Exercise objective:
Tally the lines below that include "caption" and give only the total.

Items from an interface collection:
○ ○ ○ ○ ○

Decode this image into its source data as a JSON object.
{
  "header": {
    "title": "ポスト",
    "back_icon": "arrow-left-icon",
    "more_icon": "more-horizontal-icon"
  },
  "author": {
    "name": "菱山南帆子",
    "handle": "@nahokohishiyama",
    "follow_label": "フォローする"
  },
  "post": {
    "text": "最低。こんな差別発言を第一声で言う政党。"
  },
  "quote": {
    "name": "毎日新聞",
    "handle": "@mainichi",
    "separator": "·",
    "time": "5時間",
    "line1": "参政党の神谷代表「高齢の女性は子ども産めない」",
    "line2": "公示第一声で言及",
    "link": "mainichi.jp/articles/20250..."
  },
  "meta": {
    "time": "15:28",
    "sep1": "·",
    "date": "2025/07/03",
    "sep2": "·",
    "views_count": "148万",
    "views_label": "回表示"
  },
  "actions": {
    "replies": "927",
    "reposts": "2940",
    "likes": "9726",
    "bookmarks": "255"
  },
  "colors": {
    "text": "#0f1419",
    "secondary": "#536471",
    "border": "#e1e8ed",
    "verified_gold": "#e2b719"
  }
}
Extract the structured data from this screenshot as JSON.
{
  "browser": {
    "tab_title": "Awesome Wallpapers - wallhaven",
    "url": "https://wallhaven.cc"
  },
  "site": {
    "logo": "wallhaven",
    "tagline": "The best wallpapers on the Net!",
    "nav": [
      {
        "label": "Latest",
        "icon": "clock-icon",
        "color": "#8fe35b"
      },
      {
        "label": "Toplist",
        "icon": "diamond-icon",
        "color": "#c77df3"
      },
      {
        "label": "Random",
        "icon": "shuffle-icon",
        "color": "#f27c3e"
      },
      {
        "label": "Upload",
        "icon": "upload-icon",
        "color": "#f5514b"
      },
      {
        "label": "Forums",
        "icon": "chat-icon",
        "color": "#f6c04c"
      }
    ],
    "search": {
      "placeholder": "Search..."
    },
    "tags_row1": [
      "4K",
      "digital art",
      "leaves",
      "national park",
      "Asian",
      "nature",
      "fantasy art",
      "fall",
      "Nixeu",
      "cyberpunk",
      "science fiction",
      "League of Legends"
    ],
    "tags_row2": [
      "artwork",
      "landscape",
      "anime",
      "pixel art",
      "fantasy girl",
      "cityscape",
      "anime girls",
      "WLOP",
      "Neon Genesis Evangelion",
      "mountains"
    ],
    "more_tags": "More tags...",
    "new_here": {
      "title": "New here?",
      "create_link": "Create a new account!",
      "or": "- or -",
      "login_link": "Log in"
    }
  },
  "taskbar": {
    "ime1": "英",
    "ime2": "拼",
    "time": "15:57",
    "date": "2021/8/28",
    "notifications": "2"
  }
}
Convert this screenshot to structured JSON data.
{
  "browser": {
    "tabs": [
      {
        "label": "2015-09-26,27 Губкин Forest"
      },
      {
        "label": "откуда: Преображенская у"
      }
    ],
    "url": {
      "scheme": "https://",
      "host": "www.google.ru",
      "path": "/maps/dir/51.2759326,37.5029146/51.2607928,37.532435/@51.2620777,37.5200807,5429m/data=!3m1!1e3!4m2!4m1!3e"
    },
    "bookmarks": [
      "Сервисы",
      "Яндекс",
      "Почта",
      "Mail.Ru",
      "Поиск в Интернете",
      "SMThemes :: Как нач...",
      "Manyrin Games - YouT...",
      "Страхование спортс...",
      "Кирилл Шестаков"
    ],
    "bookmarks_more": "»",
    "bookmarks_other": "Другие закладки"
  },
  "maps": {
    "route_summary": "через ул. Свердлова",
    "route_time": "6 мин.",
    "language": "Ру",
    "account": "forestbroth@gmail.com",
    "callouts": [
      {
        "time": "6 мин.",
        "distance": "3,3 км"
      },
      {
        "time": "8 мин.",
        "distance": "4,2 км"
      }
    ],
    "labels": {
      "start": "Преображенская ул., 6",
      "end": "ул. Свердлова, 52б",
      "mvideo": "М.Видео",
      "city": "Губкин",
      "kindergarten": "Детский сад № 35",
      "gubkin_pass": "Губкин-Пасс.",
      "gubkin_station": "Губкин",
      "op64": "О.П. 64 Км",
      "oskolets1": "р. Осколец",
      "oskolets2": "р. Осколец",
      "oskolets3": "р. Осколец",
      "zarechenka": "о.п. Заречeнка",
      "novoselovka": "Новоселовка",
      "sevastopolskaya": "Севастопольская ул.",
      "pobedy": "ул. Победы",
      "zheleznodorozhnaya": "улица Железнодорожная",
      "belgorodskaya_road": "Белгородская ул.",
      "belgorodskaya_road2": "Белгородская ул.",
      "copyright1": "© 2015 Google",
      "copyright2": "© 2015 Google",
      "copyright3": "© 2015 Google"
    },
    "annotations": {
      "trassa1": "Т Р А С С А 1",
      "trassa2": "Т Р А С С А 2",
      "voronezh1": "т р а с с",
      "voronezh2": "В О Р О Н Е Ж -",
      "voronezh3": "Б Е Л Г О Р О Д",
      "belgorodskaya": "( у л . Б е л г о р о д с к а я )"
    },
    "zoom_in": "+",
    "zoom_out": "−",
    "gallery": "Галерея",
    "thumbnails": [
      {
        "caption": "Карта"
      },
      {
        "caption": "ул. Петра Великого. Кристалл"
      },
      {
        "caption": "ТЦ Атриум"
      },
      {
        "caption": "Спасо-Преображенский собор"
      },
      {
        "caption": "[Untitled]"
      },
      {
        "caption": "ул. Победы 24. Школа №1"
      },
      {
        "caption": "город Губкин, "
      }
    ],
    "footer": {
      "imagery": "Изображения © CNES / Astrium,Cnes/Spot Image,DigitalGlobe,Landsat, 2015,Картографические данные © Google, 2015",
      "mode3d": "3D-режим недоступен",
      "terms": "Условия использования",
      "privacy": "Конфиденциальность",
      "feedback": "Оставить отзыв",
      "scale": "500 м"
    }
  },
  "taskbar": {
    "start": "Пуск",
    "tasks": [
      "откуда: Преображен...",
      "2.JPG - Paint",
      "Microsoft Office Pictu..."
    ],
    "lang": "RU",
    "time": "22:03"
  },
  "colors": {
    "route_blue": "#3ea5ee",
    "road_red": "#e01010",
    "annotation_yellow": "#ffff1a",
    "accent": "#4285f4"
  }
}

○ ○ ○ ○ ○

Task solution:
7